A Guide to Reading CBD Product Labels
CBD products are becoming more and more popular today. They have plenty of benefits, from pain relief to stress relief, but one of the major drawbacks is that CBD products currently aren’t part of the Food and Drug Administration’s regulations. Products must follow state regulations, which often lead to varying labels within the industry.
No matter what product you’re looking to purchase, follow this guide to reading CBD product labels to make sure you’re buying a safe and effective product.
As a new user, you’ll likely spend most of your time looking into the label’s dosage information. Each product should highlight the CBD contents for the entire package, such as the total CBD present in an oil or tincture. It should also tell you how much CBD is in each serving as well as the recommended serving size. All of this information will help you determine what size product you need, which will depend on the number of servings you’d like to have at your disposal and how much CBD you’ll need for your intended use.

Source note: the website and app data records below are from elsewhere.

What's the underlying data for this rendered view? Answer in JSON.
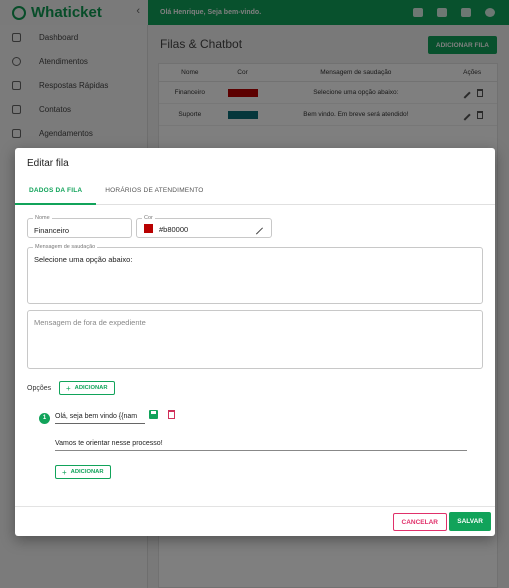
{
  "app": {
    "brand": "Whaticket",
    "greeting": "Olá Henrique, Seja bem-vindo."
  },
  "sidebar": {
    "items": [
      {
        "label": "Dashboard"
      },
      {
        "label": "Atendimentos"
      },
      {
        "label": "Respostas Rápidas"
      },
      {
        "label": "Contatos"
      },
      {
        "label": "Agendamentos"
      }
    ]
  },
  "page": {
    "title": "Filas & Chatbot",
    "add_button": "ADICIONAR FILA"
  },
  "table": {
    "headers": [
      "Nome",
      "Cor",
      "Mensagem de saudação",
      "Ações"
    ],
    "rows": [
      {
        "name": "Financeiro",
        "color": "#b80000",
        "message": "Selecione uma opção abaixo:"
      },
      {
        "name": "Suporte",
        "color": "#0a6f79",
        "message": "Bem vindo. Em breve será atendido!"
      }
    ]
  },
  "dialog": {
    "title": "Editar fila",
    "tabs": [
      "DADOS DA FILA",
      "HORÁRIOS DE ATENDIMENTO"
    ],
    "name_label": "Nome",
    "name_value": "Financeiro",
    "color_label": "Cor",
    "color_value": "#b80000",
    "greeting_label": "Mensagem de saudação",
    "greeting_value": "Selecione uma opção abaixo:",
    "offhours_placeholder": "Mensagem de fora de expediente",
    "options_label": "Opções",
    "add_label": "ADICIONAR",
    "option_number": "1",
    "option_title": "Olá, seja bem vindo {{nam",
    "option_message": "Vamos te orientar nesse processo!",
    "cancel": "CANCELAR",
    "save": "SALVAR"
  }
}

Broad-Spectrum, Full-Spectrum, or Isolate
Every CBD product will be broad-spectrum, full-spectrum, or isolate. Broad-spectrum CBD products contain no traces of THC, but they do include other cannabinoids and terpenes. Likewise, isolates will contain no THC or any other cannabinoids for the purest CBD delivery. For users looking to gain some of THC’s added effects, full-spectrum includes a legal limit (0.3 mg) of THC.
A new user will undoubtedly want to ensure they’re using the product type with which they’re most comfortable. For extra precaution, look for the product type listed on the label and double-check the product’s third-party lab reports online. Every reputable company should allow consumers to view a third-party lab report online to prove their products have undergone non-bias testing and that their labels are accurate. For example, a third-party testing lab may use chromatography testing methods to ensure a full-spectrum product doesn’t contain more than the legal limit of THC.

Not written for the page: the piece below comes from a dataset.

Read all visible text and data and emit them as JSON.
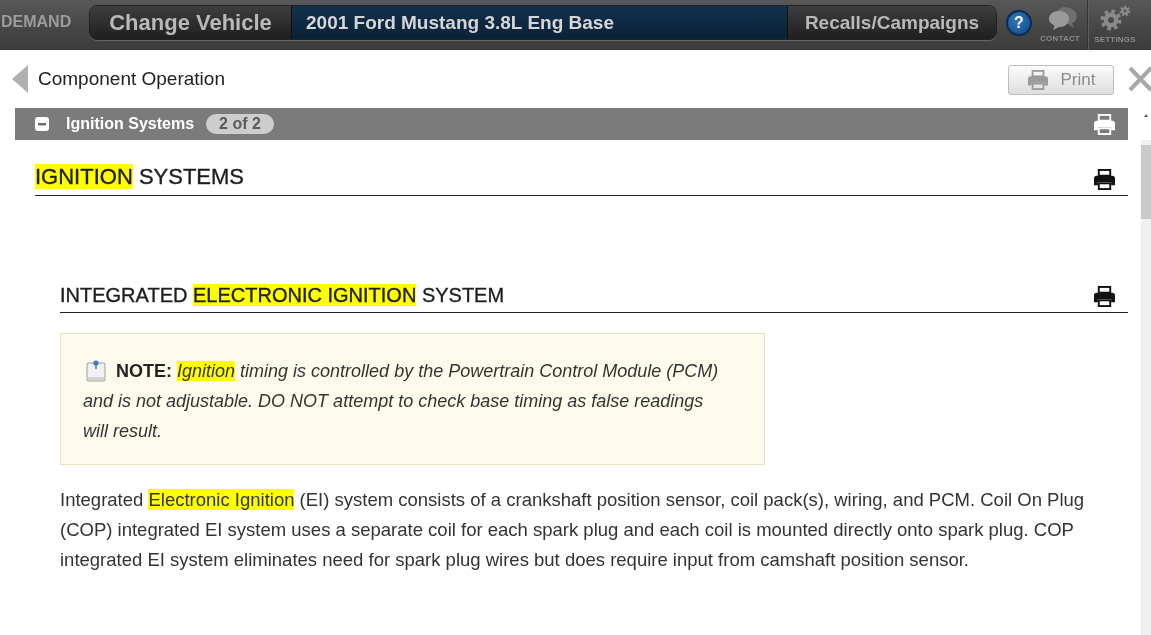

License Number and Manufacturing Date
Every state-approved product will have a license number. If a license number isn’t present on the label, steer clear of the brand or product. CBD can also degrade over time. Check the manufacturing date of a product you’re interested in buying to ensure its effects haven’t been spoiling on the shelves for too long.
Understanding how to read CBD labels is crucial to finding a safe CBD product that will work with your preferences. Reference this guide to reading CBD product labels so that you know how to pick the right product.